150–200 CE: A ‘watch and wait’ period in early Christian history

A New Account of Christian Origins / pt. 3 In a recent comment, Albert Wubs kindly brought to my attention a work entitled Ad Autolycum, the only surviving writing (in three ‘books’) by Theophilus of Antioch, a Christian bishop in the latter half of the second century CE. The Greek text and English translation, edited by the late Robert M. Grant, are available via PDF download here. The problem Wubs correctly notes that “any reference to the name ‘Christ’ is totally absent. Maybe Theophilus also knew a ‘Christianity’ without Christ.” This is interesting, for Ad Autolycum (composed c. 185 CE) seems to know the canonical gospels—it names “John” as one of “the sacred scriptures” (and includes two verbatim quotations from the Johannine … Continue reading

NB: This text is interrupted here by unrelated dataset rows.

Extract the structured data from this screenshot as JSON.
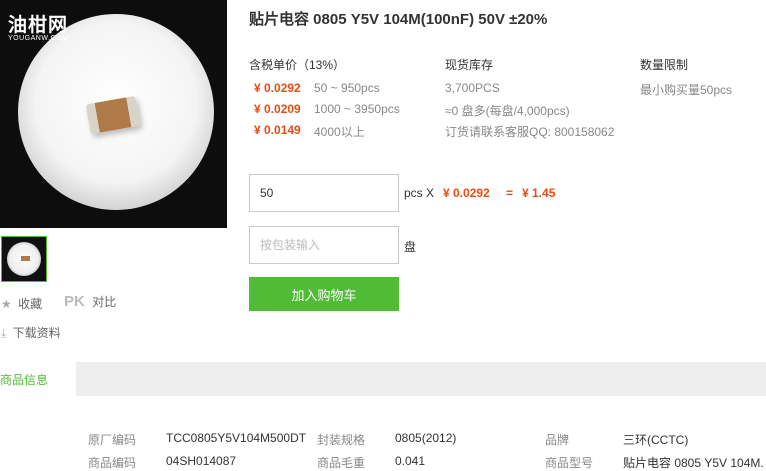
{
  "brand_logo": {
    "text": "油柑网",
    "sub": "YOUGANW.COM"
  },
  "product": {
    "title": "贴片电容 0805 Y5V 104M(100nF) 50V ±20%"
  },
  "price_section": {
    "header": "含税单价（13%）",
    "tiers": [
      {
        "price": "¥ 0.0292",
        "range": "50 ~ 950pcs"
      },
      {
        "price": "¥ 0.0209",
        "range": "1000 ~ 3950pcs"
      },
      {
        "price": "¥ 0.0149",
        "range": "4000以上"
      }
    ]
  },
  "stock_section": {
    "header": "现货库存",
    "quantity": "3,700PCS",
    "reels": "≈0 盘多(每盘/4,000pcs)",
    "contact": "订货请联系客服QQ: 800158062"
  },
  "limit_section": {
    "header": "数量限制",
    "text": "最小购买量50pcs"
  },
  "order": {
    "qty_value": "50",
    "unit": "pcs X",
    "unit_price": "¥ 0.0292",
    "equals": "=",
    "total": "¥ 1.45",
    "pkg_placeholder": "按包装输入",
    "pkg_unit": "盘",
    "add_to_cart": "加入购物车"
  },
  "actions": {
    "favorite_icon": "star-icon",
    "favorite": "收藏",
    "pk": "PK",
    "compare": "对比",
    "download_icon": "download-icon",
    "download": "下载资料"
  },
  "tabs": [
    {
      "label": "商品信息",
      "active": true
    }
  ],
  "info_rows": [
    {
      "k1": "原厂编码",
      "v1": "TCC0805Y5V104M500DT",
      "k2": "封装规格",
      "v2": "0805(2012)",
      "k3": "品牌",
      "v3": "三环(CCTC)"
    },
    {
      "k1": "商品编码",
      "v1": "04SH014087",
      "k2": "商品毛重",
      "v2": "0.041",
      "k3": "商品型号",
      "v3": "贴片电容 0805 Y5V 104M."
    }
  ],
  "colors": {
    "accent": "#4fbb36",
    "price": "#e94c14"
  }
}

John the Baptist in Josephus—Pt. 2

A New Account of Christian Origins / pt. 2 The Authenticity of John the Baptist in Josephus (continued) Arguments for inauthenticity By his own admission, Kirby’s points are indecisive as regards the authenticity or inauthenticity of the John the Baptist passage in Josephus (Ant. 18.116-119; Whiston’s chapter 18.5.2). In this latter half of his article he argues mainly against Frank Zindler (The Jesus the Jews Never Knew, pp. 88–99), who raised a number of points against authenticity. Kirby also argues against Robert Price, citing rebuttals by Maurice Casey (d. 2014). This is revealing, for Casey believed “that the documents on Jesus of greatest historical value are the Gospel of Mark and the Pauline epistles.” Right. The Pauline epistles have next to nothing … Continue reading

My new 2021 article on archaeological shenanigans in Nazareth

I have just uploaded a 29 page rebuttal to My article refutes a 2020 “primary report” by Yardenna Alexandre, an archaeologist with the Israel Antiquities Authority (IAA). Her article concerns the site in Nazareth commonly known as “the house from the time of Jesus.” The abstract of my rebuttal article follows: In 2020 the Israel Antiquities Authority (IAA) published an extensive article in its journal ‘Atiqot authored by one of its archaeologists, Dr. Yardenna Alexandre, a name familiar to readers of my books and to those interested in the archaeological history of Nazareth, Israel. The IAA article goes far beyond a standard excavation report and functions also as an updated history of Nazareth. I point out that many of … Continue reading

A New Account: Pt.12—Family ties (and a correction)

As you are well aware, this website is a creation in real time. It is technically a blog, a record of my researches from day to day or week to week. It is a process of discovery and you, the reader, witness that process live. Of course, I don’t have fact checkers or an editorial board. Your comments sent to this site or to my email (see “Contact” on the front page) help me correct mistakes, improve the argument, and modify statements or positions—thanks! Such corrections can also be quite fascinating. And there have been (and will be) mistakes. After all, the process of discovery is not a straight line. It’s more like a zigzag or a spiral, with occasional … Continue reading

A New Account, Pt. 11—Family ties (cont.)

The name—again In the immediately preceding post we saw that a certain Jonathan was the founder of Christianity. The Jewish rabbis who penned the Talmud several centuries later dubbed him “Yeshu ha-Notsri” ( < Gk. Iesou Nazarene, “Jesus the Nazarene”). They did so under the influence of the Christian gospels that had by the fourth century CE become well-known. The Christian evangelists, however, knew better. Through a series of permutations that need not concern us here, they demoted the figure Jonathan (“Yahweh Gives”) to a secondary prophet, John the Baptist. The Mandeans, however, preserved the name Jonathan/John for their founding prophet. The Mandeans also retained the original sense of the word Natsarene (< natsar, “preserve, keep secret”) and called their … Continue reading